**YOUR TASK**
The full listing below is to be written out exactly.
THE INPUT Block Start
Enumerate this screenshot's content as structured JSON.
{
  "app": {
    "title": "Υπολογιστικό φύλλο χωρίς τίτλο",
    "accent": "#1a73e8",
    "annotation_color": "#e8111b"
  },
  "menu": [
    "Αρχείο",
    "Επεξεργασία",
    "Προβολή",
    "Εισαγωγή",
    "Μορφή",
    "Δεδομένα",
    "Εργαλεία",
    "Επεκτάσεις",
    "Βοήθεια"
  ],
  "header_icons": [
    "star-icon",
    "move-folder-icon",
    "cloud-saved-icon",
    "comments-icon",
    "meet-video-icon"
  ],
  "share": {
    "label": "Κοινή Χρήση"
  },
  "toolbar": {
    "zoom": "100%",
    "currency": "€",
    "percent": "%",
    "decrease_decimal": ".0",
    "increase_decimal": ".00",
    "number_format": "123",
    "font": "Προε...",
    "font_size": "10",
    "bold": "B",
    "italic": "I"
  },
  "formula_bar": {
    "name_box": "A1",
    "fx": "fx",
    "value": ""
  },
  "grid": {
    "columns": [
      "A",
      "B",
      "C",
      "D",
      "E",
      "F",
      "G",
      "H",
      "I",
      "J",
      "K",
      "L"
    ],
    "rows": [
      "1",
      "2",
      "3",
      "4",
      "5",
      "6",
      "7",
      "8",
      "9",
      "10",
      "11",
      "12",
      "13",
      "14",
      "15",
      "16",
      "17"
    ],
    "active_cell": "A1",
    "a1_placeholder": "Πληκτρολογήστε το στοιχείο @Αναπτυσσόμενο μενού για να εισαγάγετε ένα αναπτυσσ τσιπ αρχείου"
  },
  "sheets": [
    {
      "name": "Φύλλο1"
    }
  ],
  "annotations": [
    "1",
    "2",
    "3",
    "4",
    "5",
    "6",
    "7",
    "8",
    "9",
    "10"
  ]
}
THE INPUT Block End
**TASK RESPONSE**
Enumerate this screenshot's content as structured JSON.
{
  "app": {
    "title": "Υπολογιστικό φύλλο χωρίς τίτλο",
    "accent": "#1a73e8",
    "annotation_color": "#e8111b"
  },
  "menu": [
    "Αρχείο",
    "Επεξεργασία",
    "Προβολή",
    "Εισαγωγή",
    "Μορφή",
    "Δεδομένα",
    "Εργαλεία",
    "Επεκτάσεις",
    "Βοήθεια"
  ],
  "header_icons": [
    "star-icon",
    "move-folder-icon",
    "cloud-saved-icon",
    "comments-icon",
    "meet-video-icon"
  ],
  "share": {
    "label": "Κοινή Χρήση"
  },
  "toolbar": {
    "zoom": "100%",
    "currency": "€",
    "percent": "%",
    "decrease_decimal": ".0",
    "increase_decimal": ".00",
    "number_format": "123",
    "font": "Προε...",
    "font_size": "10",
    "bold": "B",
    "italic": "I"
  },
  "formula_bar": {
    "name_box": "A1",
    "fx": "fx",
    "value": ""
  },
  "grid": {
    "columns": [
      "A",
      "B",
      "C",
      "D",
      "E",
      "F",
      "G",
      "H",
      "I",
      "J",
      "K",
      "L"
    ],
    "rows": [
      "1",
      "2",
      "3",
      "4",
      "5",
      "6",
      "7",
      "8",
      "9",
      "10",
      "11",
      "12",
      "13",
      "14",
      "15",
      "16",
      "17"
    ],
    "active_cell": "A1",
    "a1_placeholder": "Πληκτρολογήστε το στοιχείο @Αναπτυσσόμενο μενού για να εισαγάγετε ένα αναπτυσσ τσιπ αρχείου"
  },
  "sheets": [
    {
      "name": "Φύλλο1"
    }
  ],
  "annotations": [
    "1",
    "2",
    "3",
    "4",
    "5",
    "6",
    "7",
    "8",
    "9",
    "10"
  ]
}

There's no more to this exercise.